Data to process ->
■ ■ ■ ■ ■ ■ ■

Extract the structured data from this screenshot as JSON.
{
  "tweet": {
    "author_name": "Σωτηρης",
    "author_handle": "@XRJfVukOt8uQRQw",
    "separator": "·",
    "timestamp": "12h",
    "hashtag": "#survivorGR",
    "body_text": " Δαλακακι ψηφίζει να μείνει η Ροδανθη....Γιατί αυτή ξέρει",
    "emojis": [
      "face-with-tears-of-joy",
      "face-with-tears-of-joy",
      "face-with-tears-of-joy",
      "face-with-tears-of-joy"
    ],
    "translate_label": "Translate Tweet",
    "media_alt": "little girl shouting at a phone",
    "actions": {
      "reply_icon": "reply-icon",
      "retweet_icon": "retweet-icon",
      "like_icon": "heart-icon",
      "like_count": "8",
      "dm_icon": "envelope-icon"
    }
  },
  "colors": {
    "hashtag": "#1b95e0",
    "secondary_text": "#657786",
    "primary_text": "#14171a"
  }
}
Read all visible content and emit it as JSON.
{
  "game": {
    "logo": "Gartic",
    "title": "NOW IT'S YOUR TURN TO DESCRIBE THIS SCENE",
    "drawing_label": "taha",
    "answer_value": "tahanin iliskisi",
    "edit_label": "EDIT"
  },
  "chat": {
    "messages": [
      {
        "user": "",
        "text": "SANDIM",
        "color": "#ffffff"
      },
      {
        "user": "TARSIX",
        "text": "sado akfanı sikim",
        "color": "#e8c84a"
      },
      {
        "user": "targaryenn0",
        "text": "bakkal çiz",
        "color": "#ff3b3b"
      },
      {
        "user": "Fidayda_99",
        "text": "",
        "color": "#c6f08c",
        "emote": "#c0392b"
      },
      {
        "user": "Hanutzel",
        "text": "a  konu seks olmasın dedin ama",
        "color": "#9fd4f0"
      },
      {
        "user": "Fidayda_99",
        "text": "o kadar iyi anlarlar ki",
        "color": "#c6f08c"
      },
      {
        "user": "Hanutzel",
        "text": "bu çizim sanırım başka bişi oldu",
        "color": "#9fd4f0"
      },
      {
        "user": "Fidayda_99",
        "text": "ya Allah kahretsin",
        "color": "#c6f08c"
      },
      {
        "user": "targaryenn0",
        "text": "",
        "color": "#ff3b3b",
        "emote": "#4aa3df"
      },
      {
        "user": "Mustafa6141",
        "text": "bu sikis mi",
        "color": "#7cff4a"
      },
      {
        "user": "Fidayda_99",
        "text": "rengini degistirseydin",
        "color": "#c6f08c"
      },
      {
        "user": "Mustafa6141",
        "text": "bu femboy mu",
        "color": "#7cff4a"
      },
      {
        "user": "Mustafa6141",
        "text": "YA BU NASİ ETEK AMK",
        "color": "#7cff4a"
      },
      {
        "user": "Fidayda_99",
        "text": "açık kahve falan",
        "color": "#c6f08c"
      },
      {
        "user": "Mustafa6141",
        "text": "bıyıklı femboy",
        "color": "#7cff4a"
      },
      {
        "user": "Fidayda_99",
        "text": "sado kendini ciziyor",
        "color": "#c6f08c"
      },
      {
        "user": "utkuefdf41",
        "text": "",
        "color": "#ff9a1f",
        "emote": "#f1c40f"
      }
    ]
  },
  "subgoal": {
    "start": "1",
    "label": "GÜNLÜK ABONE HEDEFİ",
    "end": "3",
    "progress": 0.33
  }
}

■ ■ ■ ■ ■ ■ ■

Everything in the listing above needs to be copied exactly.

Extract the structured data from this screenshot as JSON.
{
  "tweet": {
    "author_name": "Σωτηρης",
    "author_handle": "@XRJfVukOt8uQRQw",
    "separator": "·",
    "timestamp": "12h",
    "hashtag": "#survivorGR",
    "body_text": " Δαλακακι ψηφίζει να μείνει η Ροδανθη....Γιατί αυτή ξέρει",
    "emojis": [
      "face-with-tears-of-joy",
      "face-with-tears-of-joy",
      "face-with-tears-of-joy",
      "face-with-tears-of-joy"
    ],
    "translate_label": "Translate Tweet",
    "media_alt": "little girl shouting at a phone",
    "actions": {
      "reply_icon": "reply-icon",
      "retweet_icon": "retweet-icon",
      "like_icon": "heart-icon",
      "like_count": "8",
      "dm_icon": "envelope-icon"
    }
  },
  "colors": {
    "hashtag": "#1b95e0",
    "secondary_text": "#657786",
    "primary_text": "#14171a"
  }
}
Read all visible content and emit it as JSON.
{
  "game": {
    "logo": "Gartic",
    "title": "NOW IT'S YOUR TURN TO DESCRIBE THIS SCENE",
    "drawing_label": "taha",
    "answer_value": "tahanin iliskisi",
    "edit_label": "EDIT"
  },
  "chat": {
    "messages": [
      {
        "user": "",
        "text": "SANDIM",
        "color": "#ffffff"
      },
      {
        "user": "TARSIX",
        "text": "sado akfanı sikim",
        "color": "#e8c84a"
      },
      {
        "user": "targaryenn0",
        "text": "bakkal çiz",
        "color": "#ff3b3b"
      },
      {
        "user": "Fidayda_99",
        "text": "",
        "color": "#c6f08c",
        "emote": "#c0392b"
      },
      {
        "user": "Hanutzel",
        "text": "a  konu seks olmasın dedin ama",
        "color": "#9fd4f0"
      },
      {
        "user": "Fidayda_99",
        "text": "o kadar iyi anlarlar ki",
        "color": "#c6f08c"
      },
      {
        "user": "Hanutzel",
        "text": "bu çizim sanırım başka bişi oldu",
        "color": "#9fd4f0"
      },
      {
        "user": "Fidayda_99",
        "text": "ya Allah kahretsin",
        "color": "#c6f08c"
      },
      {
        "user": "targaryenn0",
        "text": "",
        "color": "#ff3b3b",
        "emote": "#4aa3df"
      },
      {
        "user": "Mustafa6141",
        "text": "bu sikis mi",
        "color": "#7cff4a"
      },
      {
        "user": "Fidayda_99",
        "text": "rengini degistirseydin",
        "color": "#c6f08c"
      },
      {
        "user": "Mustafa6141",
        "text": "bu femboy mu",
        "color": "#7cff4a"
      },
      {
        "user": "Mustafa6141",
        "text": "YA BU NASİ ETEK AMK",
        "color": "#7cff4a"
      },
      {
        "user": "Fidayda_99",
        "text": "açık kahve falan",
        "color": "#c6f08c"
      },
      {
        "user": "Mustafa6141",
        "text": "bıyıklı femboy",
        "color": "#7cff4a"
      },
      {
        "user": "Fidayda_99",
        "text": "sado kendini ciziyor",
        "color": "#c6f08c"
      },
      {
        "user": "utkuefdf41",
        "text": "",
        "color": "#ff9a1f",
        "emote": "#f1c40f"
      }
    ]
  },
  "subgoal": {
    "start": "1",
    "label": "GÜNLÜK ABONE HEDEFİ",
    "end": "3",
    "progress": 0.33
  }
}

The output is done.